> [The problem]: The entries are to be reproduced word for word, with all images left out.

> [Input records]:
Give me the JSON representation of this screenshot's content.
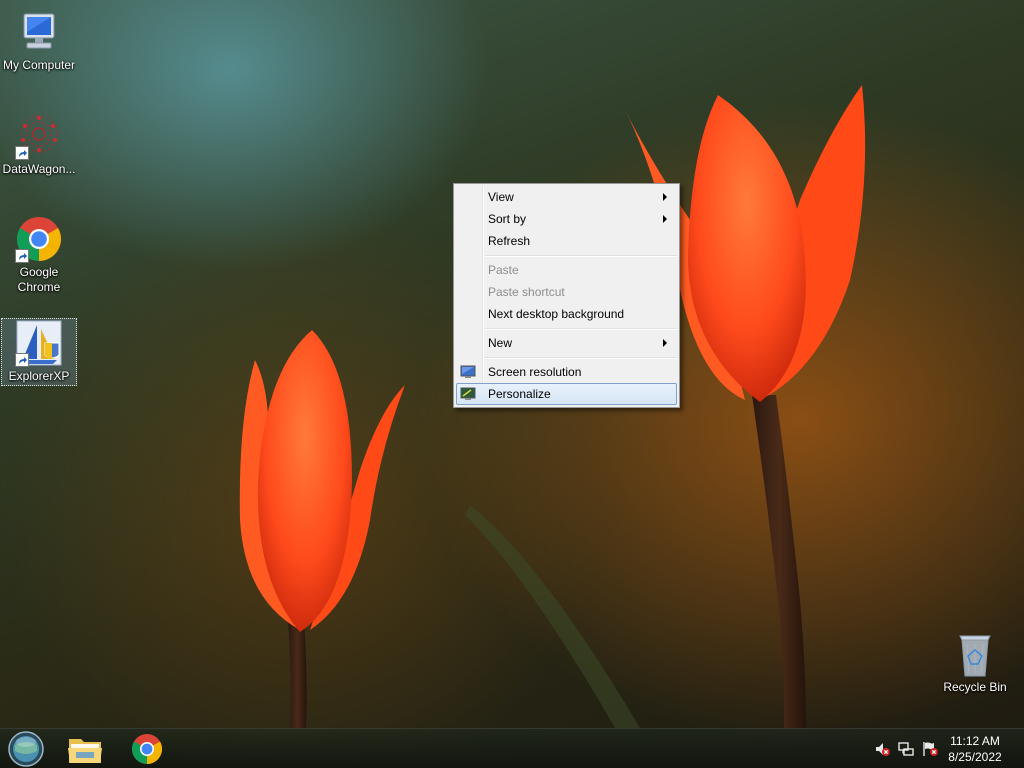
{
  "desktop": {
    "icons": [
      {
        "label": "My Computer",
        "icon": "computer-icon"
      },
      {
        "label": "DataWagon...",
        "icon": "datawagon-icon"
      },
      {
        "label": "Google\nChrome",
        "icon": "chrome-icon"
      },
      {
        "label": "ExplorerXP",
        "icon": "explorerxp-icon"
      },
      {
        "label": "Recycle Bin",
        "icon": "recycle-bin-icon"
      }
    ]
  },
  "context_menu": {
    "items": [
      {
        "label": "View",
        "submenu": true
      },
      {
        "label": "Sort by",
        "submenu": true
      },
      {
        "label": "Refresh"
      },
      {
        "label": "Paste",
        "disabled": true
      },
      {
        "label": "Paste shortcut",
        "disabled": true
      },
      {
        "label": "Next desktop background"
      },
      {
        "label": "New",
        "submenu": true
      },
      {
        "label": "Screen resolution",
        "icon": "screen-resolution-icon"
      },
      {
        "label": "Personalize",
        "icon": "personalize-icon",
        "highlighted": true
      }
    ]
  },
  "taskbar": {
    "start_icon": "start-orb-icon",
    "apps": [
      {
        "name": "file-explorer",
        "icon": "folder-icon"
      },
      {
        "name": "google-chrome",
        "icon": "chrome-icon"
      }
    ],
    "tray": [
      {
        "icon": "volume-muted-icon"
      },
      {
        "icon": "network-icon"
      },
      {
        "icon": "action-center-flag-icon"
      }
    ],
    "clock": {
      "time": "11:12 AM",
      "date": "8/25/2022"
    }
  },
  "colors": {
    "tulip": "#ff4a1c",
    "menu_bg": "#f0f0f0",
    "menu_highlight_border": "#7da2ce"
  }
}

> [Completed task]:
Give me the JSON representation of this screenshot's content.
{
  "desktop": {
    "icons": [
      {
        "label": "My Computer",
        "icon": "computer-icon"
      },
      {
        "label": "DataWagon...",
        "icon": "datawagon-icon"
      },
      {
        "label": "Google\nChrome",
        "icon": "chrome-icon"
      },
      {
        "label": "ExplorerXP",
        "icon": "explorerxp-icon"
      },
      {
        "label": "Recycle Bin",
        "icon": "recycle-bin-icon"
      }
    ]
  },
  "context_menu": {
    "items": [
      {
        "label": "View",
        "submenu": true
      },
      {
        "label": "Sort by",
        "submenu": true
      },
      {
        "label": "Refresh"
      },
      {
        "label": "Paste",
        "disabled": true
      },
      {
        "label": "Paste shortcut",
        "disabled": true
      },
      {
        "label": "Next desktop background"
      },
      {
        "label": "New",
        "submenu": true
      },
      {
        "label": "Screen resolution",
        "icon": "screen-resolution-icon"
      },
      {
        "label": "Personalize",
        "icon": "personalize-icon",
        "highlighted": true
      }
    ]
  },
  "taskbar": {
    "start_icon": "start-orb-icon",
    "apps": [
      {
        "name": "file-explorer",
        "icon": "folder-icon"
      },
      {
        "name": "google-chrome",
        "icon": "chrome-icon"
      }
    ],
    "tray": [
      {
        "icon": "volume-muted-icon"
      },
      {
        "icon": "network-icon"
      },
      {
        "icon": "action-center-flag-icon"
      }
    ],
    "clock": {
      "time": "11:12 AM",
      "date": "8/25/2022"
    }
  },
  "colors": {
    "tulip": "#ff4a1c",
    "menu_bg": "#f0f0f0",
    "menu_highlight_border": "#7da2ce"
  }
}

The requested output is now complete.